● THE TASK
Every line that holds the word "name" needs to be copied from the data below.

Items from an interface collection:
== Segment start ==
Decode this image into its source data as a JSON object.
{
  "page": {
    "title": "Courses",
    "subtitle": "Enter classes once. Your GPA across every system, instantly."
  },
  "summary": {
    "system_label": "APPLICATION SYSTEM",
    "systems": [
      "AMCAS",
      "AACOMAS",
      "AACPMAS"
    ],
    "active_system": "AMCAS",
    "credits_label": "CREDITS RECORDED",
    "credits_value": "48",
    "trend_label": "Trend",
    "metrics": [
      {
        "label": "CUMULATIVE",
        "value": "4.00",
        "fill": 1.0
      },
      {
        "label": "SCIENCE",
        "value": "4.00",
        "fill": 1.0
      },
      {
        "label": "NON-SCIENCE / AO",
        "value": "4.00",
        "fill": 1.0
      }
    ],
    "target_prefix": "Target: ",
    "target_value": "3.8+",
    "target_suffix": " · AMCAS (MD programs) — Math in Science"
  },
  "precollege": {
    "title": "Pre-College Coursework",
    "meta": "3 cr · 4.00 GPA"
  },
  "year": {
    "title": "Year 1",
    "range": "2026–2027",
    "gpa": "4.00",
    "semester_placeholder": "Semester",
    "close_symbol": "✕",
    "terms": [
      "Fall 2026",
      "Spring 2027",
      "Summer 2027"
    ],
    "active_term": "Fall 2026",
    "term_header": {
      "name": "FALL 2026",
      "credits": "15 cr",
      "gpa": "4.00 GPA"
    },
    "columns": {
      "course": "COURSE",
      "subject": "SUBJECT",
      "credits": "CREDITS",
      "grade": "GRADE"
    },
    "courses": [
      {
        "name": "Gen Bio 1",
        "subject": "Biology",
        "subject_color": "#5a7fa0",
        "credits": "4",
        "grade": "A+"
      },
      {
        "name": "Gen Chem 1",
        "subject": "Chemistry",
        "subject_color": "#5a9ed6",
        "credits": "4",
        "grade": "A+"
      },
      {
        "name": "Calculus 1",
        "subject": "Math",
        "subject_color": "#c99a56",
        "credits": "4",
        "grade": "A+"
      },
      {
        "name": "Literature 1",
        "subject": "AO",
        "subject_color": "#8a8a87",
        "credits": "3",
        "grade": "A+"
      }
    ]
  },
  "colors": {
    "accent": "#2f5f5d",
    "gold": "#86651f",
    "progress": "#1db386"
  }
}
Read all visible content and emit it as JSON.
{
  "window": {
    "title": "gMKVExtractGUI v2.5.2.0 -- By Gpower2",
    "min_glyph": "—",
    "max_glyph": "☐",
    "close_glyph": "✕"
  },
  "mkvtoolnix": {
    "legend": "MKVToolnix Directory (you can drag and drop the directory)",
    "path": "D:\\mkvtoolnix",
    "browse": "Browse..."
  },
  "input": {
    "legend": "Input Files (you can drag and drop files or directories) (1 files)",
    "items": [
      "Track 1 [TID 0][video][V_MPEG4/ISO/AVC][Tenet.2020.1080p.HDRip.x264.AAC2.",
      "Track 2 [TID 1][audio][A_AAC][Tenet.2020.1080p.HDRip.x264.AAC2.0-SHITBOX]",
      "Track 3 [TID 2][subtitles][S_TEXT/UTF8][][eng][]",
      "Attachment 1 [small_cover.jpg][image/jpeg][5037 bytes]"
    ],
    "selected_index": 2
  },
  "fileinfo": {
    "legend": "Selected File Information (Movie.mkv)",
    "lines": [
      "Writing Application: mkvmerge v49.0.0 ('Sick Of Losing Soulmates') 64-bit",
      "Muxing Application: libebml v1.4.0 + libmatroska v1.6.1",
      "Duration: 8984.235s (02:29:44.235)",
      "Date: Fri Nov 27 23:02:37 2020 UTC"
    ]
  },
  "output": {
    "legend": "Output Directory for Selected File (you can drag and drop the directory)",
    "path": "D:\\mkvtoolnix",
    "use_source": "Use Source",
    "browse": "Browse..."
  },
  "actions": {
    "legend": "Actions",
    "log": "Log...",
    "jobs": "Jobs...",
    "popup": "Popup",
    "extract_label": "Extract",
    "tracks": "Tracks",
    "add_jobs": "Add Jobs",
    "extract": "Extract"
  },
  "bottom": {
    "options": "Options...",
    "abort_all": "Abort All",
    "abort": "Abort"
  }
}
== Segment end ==
● EXERCISE ANSWER
      "name": "FALL 2026",
        "name": "Gen Bio 1",
        "name": "Gen Chem 1",
        "name": "Calculus 1",
        "name": "Literature 1",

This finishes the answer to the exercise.